Let’s imagine you walk into a class of 25 students and begin teaching. You are about to receive A LOT of feedback.
The moment you finish that sentence, you’ll be receiving feedback. It’s in the student’s eyes.
You continue, you ask a question to the class.
The question was easy, students are engaged, the learning is happening.
You ask another question, only one hand goes up. Billy answers.
You walk around the room, you look over shoulders. You give and receive feedback. The feedback is a two-way street.
A raised eyebrow, a quizzical expression, a scribbled teacher note, a brief chat, a tick, a cross, a joke.
What you hear, what you see, what you say. All is feedback.
- Feedback about their learning to them
- Feedback about their learning to you
- Feedback about your teaching to you.
This feedback comes through many channels, and it comes all the time.
But that is face to face. What about when we move online?
Online Learning and Barriers to Feedback
There are a lot of people who have suggested just picking up what works in their face to face environment and moving it online. Keep the regular timetable. Teach live lessons.
After all, we have the technology right? We can video chat with our students in real-time, it’s not much different to being in the class with them.
To believe that, is to fundamentally misunderstand what is special about addressing a class of 25 students as a teacher. It isn’t special that they are listening to you live. What is special is all the feedback you are giving and receiving. You cannot question your class effectively online like you would face to face, and they cannot question you.

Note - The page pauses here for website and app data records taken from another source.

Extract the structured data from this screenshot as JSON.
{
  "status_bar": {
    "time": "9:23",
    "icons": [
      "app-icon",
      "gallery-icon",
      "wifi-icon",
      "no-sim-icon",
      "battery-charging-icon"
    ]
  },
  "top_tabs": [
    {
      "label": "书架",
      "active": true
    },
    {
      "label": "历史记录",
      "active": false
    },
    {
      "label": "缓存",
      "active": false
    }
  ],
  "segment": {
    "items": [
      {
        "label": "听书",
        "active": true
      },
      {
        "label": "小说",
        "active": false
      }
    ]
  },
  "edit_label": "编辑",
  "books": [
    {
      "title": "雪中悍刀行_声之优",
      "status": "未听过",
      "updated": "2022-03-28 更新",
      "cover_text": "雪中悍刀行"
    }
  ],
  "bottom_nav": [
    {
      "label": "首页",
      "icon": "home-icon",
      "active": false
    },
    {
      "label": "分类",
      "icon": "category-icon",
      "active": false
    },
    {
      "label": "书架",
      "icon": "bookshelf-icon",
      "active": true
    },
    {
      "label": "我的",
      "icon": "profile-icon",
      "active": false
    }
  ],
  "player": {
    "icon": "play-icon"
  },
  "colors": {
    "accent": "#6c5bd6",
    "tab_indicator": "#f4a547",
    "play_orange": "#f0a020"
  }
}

Yes, they can type a little question in chat box below, maybe even shout the question out in the middle of your explicit instruction… but that question isn’t giving you, the student, or the class, the feedback you all need.
Online Learning and Opportunities for Feedback
But… where a window, closes an opportunity opens.
While it is true that Online Learning is a barrier to many types of feedback, it is a conduit for so many more.
- Post a small diagnostic task after each new learning sequence and mark all of them digitally, posting back instantly.
- Send your students individual messages asking them to summarise some aspect of the learning.
- Write every single one of your students an individual message about their work.
- Send every student some video feedback.
- Have 6 different feedback conversations all at once via the power of asynchronous chat systems like Microsoft Teams.
While you’ve lost what is great about face to face teaching, you have also been unshackled by its slavish adherence to the clock. You are now master of your time, and you can use it to gather as much feedback as you like, however you like.
All Learning is Feedback
When you plan for online learning, at every point, I want you to ask yourself the following question.
Is feedback flowing from this?